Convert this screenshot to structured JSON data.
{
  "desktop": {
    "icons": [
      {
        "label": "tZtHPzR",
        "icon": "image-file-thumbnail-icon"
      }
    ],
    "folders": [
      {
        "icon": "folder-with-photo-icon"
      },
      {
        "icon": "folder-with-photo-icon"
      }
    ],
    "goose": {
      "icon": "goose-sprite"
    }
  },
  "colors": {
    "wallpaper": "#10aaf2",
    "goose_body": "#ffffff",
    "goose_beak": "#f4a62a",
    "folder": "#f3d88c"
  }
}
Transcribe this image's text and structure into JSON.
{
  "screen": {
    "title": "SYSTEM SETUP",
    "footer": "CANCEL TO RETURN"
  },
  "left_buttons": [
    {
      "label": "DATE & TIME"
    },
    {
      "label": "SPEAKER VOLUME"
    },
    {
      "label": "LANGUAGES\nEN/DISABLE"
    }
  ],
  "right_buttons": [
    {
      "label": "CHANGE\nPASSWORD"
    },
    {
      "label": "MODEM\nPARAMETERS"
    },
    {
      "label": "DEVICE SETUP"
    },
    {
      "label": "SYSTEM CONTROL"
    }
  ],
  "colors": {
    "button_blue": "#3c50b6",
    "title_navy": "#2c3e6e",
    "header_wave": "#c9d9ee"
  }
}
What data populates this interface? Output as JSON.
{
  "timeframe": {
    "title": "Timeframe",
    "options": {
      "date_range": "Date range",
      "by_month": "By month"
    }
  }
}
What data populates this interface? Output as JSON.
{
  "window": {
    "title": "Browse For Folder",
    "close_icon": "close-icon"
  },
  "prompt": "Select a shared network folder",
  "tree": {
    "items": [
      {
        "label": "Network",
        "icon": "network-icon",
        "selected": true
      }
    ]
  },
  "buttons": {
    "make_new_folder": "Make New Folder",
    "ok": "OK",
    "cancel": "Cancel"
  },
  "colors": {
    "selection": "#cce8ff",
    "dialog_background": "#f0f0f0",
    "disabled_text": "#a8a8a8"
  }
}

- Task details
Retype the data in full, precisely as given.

- Answer to the exercise
Convert this screenshot to structured JSON data.
{
  "desktop": {
    "icons": [
      {
        "label": "tZtHPzR",
        "icon": "image-file-thumbnail-icon"
      }
    ],
    "folders": [
      {
        "icon": "folder-with-photo-icon"
      },
      {
        "icon": "folder-with-photo-icon"
      }
    ],
    "goose": {
      "icon": "goose-sprite"
    }
  },
  "colors": {
    "wallpaper": "#10aaf2",
    "goose_body": "#ffffff",
    "goose_beak": "#f4a62a",
    "folder": "#f3d88c"
  }
}
Transcribe this image's text and structure into JSON.
{
  "screen": {
    "title": "SYSTEM SETUP",
    "footer": "CANCEL TO RETURN"
  },
  "left_buttons": [
    {
      "label": "DATE & TIME"
    },
    {
      "label": "SPEAKER VOLUME"
    },
    {
      "label": "LANGUAGES\nEN/DISABLE"
    }
  ],
  "right_buttons": [
    {
      "label": "CHANGE\nPASSWORD"
    },
    {
      "label": "MODEM\nPARAMETERS"
    },
    {
      "label": "DEVICE SETUP"
    },
    {
      "label": "SYSTEM CONTROL"
    }
  ],
  "colors": {
    "button_blue": "#3c50b6",
    "title_navy": "#2c3e6e",
    "header_wave": "#c9d9ee"
  }
}
What data populates this interface? Output as JSON.
{
  "timeframe": {
    "title": "Timeframe",
    "options": {
      "date_range": "Date range",
      "by_month": "By month"
    }
  }
}
What data populates this interface? Output as JSON.
{
  "window": {
    "title": "Browse For Folder",
    "close_icon": "close-icon"
  },
  "prompt": "Select a shared network folder",
  "tree": {
    "items": [
      {
        "label": "Network",
        "icon": "network-icon",
        "selected": true
      }
    ]
  },
  "buttons": {
    "make_new_folder": "Make New Folder",
    "ok": "OK",
    "cancel": "Cancel"
  },
  "colors": {
    "selection": "#cce8ff",
    "dialog_background": "#f0f0f0",
    "disabled_text": "#a8a8a8"
  }
}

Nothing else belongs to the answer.